• **Exercise directions**
The only acceptable reply is the number of lines in the material below that hold "KeyFansClub".

• **Data supplied**
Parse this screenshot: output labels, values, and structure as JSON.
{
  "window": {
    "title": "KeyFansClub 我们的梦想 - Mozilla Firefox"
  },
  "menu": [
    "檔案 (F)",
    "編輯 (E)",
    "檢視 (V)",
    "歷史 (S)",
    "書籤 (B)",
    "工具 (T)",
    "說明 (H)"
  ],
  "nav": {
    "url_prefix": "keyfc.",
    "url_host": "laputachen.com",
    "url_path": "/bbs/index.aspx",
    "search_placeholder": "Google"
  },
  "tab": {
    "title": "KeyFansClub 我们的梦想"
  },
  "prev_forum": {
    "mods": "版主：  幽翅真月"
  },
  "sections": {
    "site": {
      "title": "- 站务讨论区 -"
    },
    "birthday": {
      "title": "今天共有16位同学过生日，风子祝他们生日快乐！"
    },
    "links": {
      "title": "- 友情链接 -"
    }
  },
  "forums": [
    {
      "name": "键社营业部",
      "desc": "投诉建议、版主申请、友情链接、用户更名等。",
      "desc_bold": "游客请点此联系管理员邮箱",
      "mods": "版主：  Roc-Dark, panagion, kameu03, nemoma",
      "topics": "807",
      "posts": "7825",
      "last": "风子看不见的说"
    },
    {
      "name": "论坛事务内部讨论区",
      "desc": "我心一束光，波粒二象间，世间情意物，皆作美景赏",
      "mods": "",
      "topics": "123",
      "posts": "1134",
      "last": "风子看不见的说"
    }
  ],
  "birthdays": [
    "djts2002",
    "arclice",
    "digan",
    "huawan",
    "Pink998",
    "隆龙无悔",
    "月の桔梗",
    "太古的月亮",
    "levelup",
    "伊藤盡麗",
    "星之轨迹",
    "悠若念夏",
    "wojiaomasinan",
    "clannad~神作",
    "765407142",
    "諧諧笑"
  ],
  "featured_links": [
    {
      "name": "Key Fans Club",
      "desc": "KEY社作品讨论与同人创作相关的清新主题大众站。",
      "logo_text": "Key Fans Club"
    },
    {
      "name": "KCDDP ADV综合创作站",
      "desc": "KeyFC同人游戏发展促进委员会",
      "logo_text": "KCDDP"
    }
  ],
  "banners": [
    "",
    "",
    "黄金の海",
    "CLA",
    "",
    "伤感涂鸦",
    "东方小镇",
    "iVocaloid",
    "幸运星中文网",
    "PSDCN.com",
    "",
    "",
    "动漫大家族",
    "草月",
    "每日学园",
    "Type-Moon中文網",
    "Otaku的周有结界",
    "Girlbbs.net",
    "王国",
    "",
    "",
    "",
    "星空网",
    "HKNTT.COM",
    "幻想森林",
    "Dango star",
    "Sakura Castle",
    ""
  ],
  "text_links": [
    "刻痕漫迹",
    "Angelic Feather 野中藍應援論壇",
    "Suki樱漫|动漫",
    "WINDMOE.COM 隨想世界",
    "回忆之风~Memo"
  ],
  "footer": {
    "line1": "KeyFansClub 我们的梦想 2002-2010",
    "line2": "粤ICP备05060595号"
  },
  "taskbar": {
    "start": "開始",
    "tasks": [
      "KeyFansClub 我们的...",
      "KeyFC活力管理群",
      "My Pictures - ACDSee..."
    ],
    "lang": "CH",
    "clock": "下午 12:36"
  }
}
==
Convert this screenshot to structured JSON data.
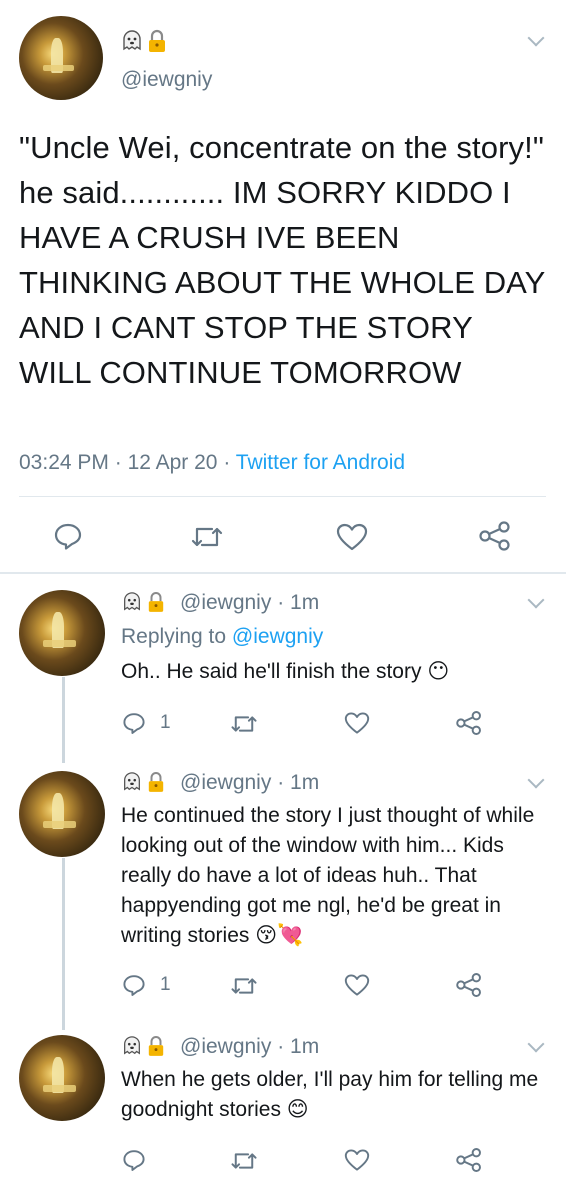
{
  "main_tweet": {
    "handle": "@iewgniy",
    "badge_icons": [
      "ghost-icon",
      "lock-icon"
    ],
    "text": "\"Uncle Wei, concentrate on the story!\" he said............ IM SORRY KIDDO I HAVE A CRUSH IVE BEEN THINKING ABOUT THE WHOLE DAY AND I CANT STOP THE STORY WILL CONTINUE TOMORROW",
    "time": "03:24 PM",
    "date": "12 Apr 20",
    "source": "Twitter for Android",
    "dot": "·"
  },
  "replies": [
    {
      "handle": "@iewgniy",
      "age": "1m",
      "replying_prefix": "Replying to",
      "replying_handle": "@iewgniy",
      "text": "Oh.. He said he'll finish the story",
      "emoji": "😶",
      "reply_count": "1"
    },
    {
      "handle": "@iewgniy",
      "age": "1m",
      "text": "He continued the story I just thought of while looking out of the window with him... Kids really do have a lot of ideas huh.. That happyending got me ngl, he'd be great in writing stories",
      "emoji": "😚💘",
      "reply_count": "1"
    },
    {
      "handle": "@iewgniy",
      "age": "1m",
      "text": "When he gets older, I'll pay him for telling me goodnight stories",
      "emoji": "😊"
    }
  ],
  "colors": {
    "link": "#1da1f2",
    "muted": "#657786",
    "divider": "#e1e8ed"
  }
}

• **Result**
4